Posted: Thu Jul 05, 2007 12:19 pm
by little tim
SJ wrote:I am simply against any "stunts" that involve sitting around on dry land in boats or similar - they can be deflated too easily by a "why don't you paddle on that water just over there?" to which there is no comeback.
Of course there is.
"Yes, there I can, but that is a surprisingly uncommon occurrence. Did you know ...." etc

Posted: Thu Jul 05, 2007 12:20 pm
by Jay Oram
I will organise it but i will need a person from each city and a place where it is going to take place. These people will need to recruit people from the local areas and handle all the organising at their end.

I can get together the resources like the leaflet and the banners and make it available and easy to get to. I will draw up a "protest plan" like a city plan but for protests and send it to the person in charge, it will have to have parts changed to make it specific to the area though.

Then once it has enough people I can announce a time and date that would fit in with everyones calendar.

Jay

Posted: Thu Jul 05, 2007 12:21 pm
by phil_grice
In Manchester I would rather see a stall set up in the city centre (maybe with a couple of boats on stands for illustration but no more) that shows the problem. Perhaps some handing out of leaflets.
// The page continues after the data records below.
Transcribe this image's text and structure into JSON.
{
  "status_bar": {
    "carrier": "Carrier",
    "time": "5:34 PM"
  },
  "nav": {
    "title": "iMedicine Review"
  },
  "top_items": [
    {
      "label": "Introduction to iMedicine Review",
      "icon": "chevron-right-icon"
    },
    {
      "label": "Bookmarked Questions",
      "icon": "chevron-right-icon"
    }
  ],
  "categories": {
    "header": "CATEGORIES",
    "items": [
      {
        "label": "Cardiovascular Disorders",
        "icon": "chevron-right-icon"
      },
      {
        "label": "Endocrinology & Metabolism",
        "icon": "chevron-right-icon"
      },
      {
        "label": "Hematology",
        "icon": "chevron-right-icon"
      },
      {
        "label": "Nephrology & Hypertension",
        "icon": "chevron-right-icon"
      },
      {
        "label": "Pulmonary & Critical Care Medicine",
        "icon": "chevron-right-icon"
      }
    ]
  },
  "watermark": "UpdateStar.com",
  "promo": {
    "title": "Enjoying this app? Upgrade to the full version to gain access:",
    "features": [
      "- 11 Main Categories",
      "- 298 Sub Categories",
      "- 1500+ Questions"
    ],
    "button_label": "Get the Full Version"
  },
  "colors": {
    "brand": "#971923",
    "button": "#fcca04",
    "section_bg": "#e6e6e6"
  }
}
Perhaps we could focus on the contrast between the waters that we are allowed to paddle and those that we are not? Definitely have a mass paddle up the canal and then all meet up for lunch in Picadilly Gardens in our paddling kit to hand out leaflets (leaving a few people to guard the boats at the canal).
I'm liking this idea! There are loads of canal boats around at the moment so we could increase awareness amongst them as well. I live right on the canal near Piccadilly station, just around the corner from the gardens etc. so we could paddle up there and leave boats locked up.

I'd be up for spending an Saturday afternoon in market street manning a stall and handing out fliers etc.
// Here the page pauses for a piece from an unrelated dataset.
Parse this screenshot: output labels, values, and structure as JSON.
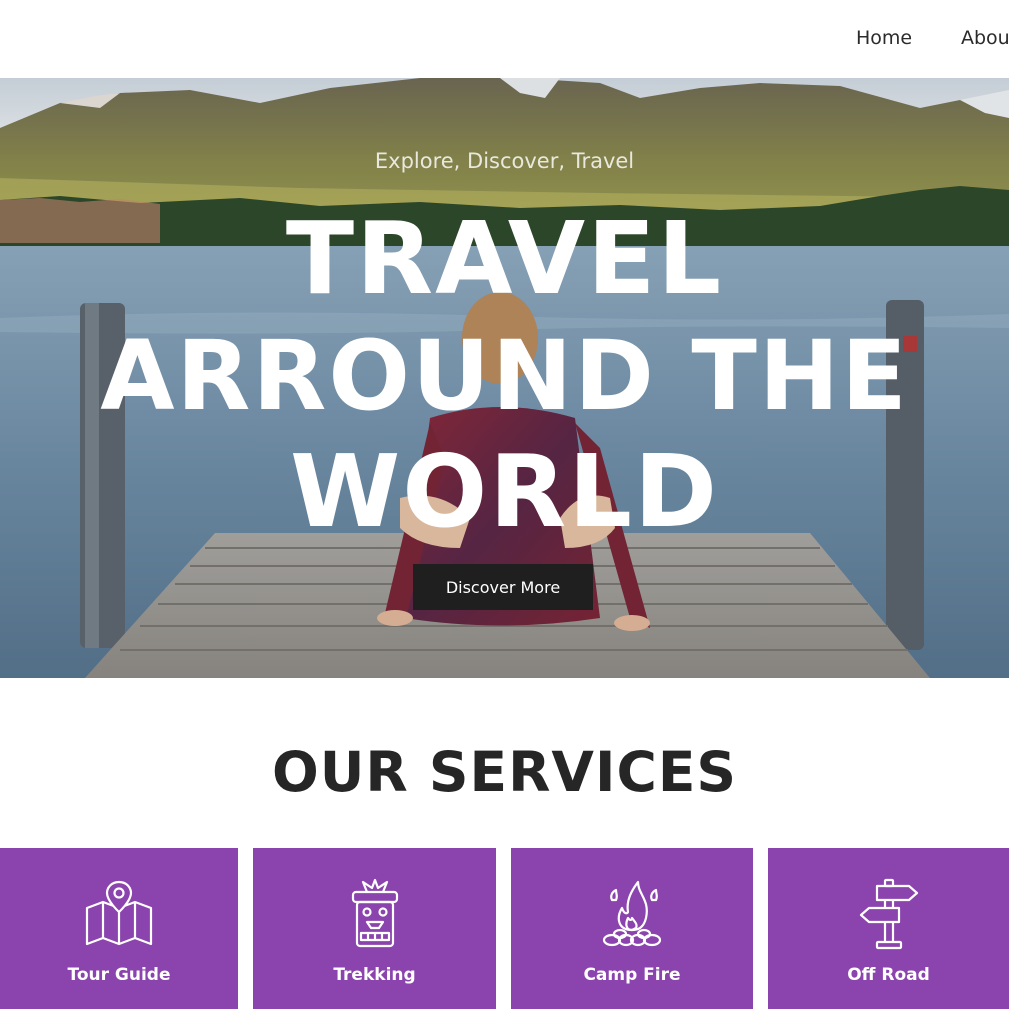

Posted: Thu Jul 05, 2007 12:23 pm
by little tim
I think before you do any of that you should speak to the BCU about it. You never know, they might support you!

Then I would speak to others who have done similar events and see if they have any suggestions.

Posted: Thu Jul 05, 2007 12:27 pm
by Jay Oram
Thanks little tim will do - :-)

Jay

Posted: Thu Jul 05, 2007 12:30 pm
by SJ
At the risk of getting too excited by the idea of a protest (without stunts!) in Manchester, we could split the event across two locations. There could be one stand set up on Canal Street, where we could leave boats on the Rochdale canal. The second stand could be carried from there to Picadilly Gardens.

We would need to scout out the route for practicalities. I seem to recall that portaging some of the locks on the Rochdale canal used to be a bit unpleasant. Parking for a large turnout of paddlers might be a bit of a challenge to organise - ought to be a paddle to/from the event rather than turning up with boats on cars.

Time of day and which day of the week needs to be carefully considered, although earlier posters have suggested that this should be a national effort of co-ordinated events. (My feeling is that a Saturday lunchtime would work best in the case of Manchester.)

Date? Needs to be good weather, so mid August might be a good time. Does this really give long enough to plan a national effort of co-ordinated events?

Posted: Thu Jul 05, 2007 12:34 pm
by Jay Oram
And would it be better if it was closer to the next reading of the access bill?

Anyone have access to the leaflets from WCA access petitions?

Jay